The land is gone and the old way of life has vanished. Where can a farm family turn for a new set of answers?
Funny, how Iowa's rich farmland seems such a breeding ground for calamity. At least, the novels set there don't tend to be comedies.
"A Thousand Acres" was hailed for its brilliance, but not so much its punch lines. (Although, to be fair, "King Lear" - from which Jane Smiley borrowed the plot - is not exactly known as a laugh riot. Adding hogs didn't do much to lighten the death toll.) This may be an inevitable side effect of the state's hosting one of the country's premier writing workshops: all that talent staring at all those cornfields.
Whatever the reason, there seems to be an understanding among authors that the apparently endangered species known as the American family farm is a setting for a tragedy, or, for those eternal optimists, a melancholy family drama. Author Vinita Hampton Wright has chosen the latter for her newest novel, Dwelling Places.
Wright opens with a homecoming party. That sounds like fun - except the guest of honor is coming home from a mental hospital.
Usually in these novels, the family fights to keep the land. But here, the farm - and several family members - are gone before the opening sentence.
The family patriarch, Taylor Barnes, was killed in a tractor accident that may not have been completely accidental; and one of his two sons drank himself to death after losing his portion of the land. The other son, Mack, suffered a collapse after he lost his farm, and is now returning to what's left: the house, a stone hunting cottage, and five acres.
Wright's poignant story shifts among the various family members as they try to put themselves back together after Mack's collapse.
Mack's 14-year-old daughter, Kenzie, believes that Jesus will fix everything if she just prays hard enough; her older brother, Taylor, lurches around town in full Goth get-up; Mack's wife, Jodie, is tired of carrying the load by herself and seeks out an affair; and Rita, Mack's stalwart mother, is busy and useful because she doesn't know any other way to be.

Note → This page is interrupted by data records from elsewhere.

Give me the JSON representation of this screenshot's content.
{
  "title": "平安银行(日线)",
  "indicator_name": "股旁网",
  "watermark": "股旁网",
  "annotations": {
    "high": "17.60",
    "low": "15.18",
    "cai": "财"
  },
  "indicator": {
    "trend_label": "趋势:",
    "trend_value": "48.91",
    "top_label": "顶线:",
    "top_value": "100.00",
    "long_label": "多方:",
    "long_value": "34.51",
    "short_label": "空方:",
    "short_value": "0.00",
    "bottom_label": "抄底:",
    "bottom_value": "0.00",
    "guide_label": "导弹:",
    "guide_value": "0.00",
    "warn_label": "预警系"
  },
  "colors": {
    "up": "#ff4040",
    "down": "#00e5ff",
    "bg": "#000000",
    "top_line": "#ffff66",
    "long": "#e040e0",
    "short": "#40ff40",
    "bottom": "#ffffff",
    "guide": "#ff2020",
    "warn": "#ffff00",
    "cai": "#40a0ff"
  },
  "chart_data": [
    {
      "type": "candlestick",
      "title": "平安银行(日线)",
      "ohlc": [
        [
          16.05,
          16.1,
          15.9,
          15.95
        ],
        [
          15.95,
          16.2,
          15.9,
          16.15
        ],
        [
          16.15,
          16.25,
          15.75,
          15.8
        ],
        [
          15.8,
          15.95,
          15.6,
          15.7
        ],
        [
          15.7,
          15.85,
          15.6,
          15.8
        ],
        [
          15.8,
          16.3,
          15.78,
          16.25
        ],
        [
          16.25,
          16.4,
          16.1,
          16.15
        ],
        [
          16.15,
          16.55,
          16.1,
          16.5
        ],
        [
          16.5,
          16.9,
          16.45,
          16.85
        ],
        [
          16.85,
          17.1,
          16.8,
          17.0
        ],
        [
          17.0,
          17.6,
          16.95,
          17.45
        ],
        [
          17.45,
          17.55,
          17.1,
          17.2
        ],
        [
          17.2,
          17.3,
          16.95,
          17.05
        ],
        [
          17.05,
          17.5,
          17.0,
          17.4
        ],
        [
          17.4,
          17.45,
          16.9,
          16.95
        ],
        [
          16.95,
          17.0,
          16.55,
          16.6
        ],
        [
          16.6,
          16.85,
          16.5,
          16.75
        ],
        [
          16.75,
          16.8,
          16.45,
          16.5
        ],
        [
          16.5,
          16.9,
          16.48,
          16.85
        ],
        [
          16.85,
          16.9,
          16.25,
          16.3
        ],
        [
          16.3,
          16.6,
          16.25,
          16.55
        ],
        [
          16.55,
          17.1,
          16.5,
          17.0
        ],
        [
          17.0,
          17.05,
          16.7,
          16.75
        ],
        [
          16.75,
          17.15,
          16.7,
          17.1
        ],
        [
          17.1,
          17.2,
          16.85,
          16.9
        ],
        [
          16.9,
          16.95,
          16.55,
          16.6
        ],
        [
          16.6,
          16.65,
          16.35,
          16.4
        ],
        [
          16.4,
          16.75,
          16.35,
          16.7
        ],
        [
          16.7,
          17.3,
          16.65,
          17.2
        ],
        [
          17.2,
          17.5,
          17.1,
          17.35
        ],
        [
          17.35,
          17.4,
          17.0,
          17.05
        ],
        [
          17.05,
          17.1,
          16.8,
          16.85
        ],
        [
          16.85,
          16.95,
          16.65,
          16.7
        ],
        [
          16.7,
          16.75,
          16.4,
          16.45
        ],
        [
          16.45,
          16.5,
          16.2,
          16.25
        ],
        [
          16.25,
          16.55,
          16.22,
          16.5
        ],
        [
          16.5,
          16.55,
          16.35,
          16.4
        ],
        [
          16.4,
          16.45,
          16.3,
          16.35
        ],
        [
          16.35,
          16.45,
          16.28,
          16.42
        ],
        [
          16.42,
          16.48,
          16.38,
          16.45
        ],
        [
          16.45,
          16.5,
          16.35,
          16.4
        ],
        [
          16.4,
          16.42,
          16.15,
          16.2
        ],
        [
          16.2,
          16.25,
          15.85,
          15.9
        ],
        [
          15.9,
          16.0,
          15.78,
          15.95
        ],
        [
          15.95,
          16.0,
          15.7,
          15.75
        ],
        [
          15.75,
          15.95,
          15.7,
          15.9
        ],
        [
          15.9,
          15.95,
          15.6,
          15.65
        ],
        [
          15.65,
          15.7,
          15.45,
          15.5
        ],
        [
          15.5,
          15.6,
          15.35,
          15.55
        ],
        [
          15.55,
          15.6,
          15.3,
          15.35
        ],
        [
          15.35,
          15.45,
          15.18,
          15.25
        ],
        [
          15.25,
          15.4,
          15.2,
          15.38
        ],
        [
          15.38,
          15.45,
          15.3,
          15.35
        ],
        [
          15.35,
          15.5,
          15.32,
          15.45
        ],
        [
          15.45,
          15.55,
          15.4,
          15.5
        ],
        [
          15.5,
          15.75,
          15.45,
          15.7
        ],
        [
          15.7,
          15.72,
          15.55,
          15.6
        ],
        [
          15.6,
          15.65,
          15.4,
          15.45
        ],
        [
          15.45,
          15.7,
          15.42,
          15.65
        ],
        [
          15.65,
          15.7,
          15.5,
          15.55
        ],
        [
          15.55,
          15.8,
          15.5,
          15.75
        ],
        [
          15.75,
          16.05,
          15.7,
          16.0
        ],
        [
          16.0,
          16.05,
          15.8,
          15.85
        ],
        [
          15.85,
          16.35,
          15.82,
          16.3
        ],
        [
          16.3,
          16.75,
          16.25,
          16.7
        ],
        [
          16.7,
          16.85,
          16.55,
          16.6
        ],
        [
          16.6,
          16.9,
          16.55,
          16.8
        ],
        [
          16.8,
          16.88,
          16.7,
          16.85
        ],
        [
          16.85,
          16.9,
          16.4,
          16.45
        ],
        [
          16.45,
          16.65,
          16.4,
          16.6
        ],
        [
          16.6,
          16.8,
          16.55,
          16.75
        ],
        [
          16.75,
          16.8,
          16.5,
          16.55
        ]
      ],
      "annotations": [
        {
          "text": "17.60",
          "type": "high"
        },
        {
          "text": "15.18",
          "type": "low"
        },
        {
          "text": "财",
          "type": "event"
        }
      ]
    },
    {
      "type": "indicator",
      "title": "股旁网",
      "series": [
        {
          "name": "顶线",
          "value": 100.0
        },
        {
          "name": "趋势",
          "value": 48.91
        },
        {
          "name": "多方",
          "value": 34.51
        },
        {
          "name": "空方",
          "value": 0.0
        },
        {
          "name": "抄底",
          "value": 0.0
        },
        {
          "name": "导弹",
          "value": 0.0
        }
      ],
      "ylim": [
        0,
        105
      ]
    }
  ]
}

In the background are their neighbors, who have plenty of practice in recent years in responding to others' disasters. "Farmers in general aren't judgmental about a man who falls on hard times. They talk about him if he's lazy or a cheat or if he leaves his machinery out in the weather.... But all of them are too close to disaster on a seasonal basis to be very uppity about another man's misfortunes."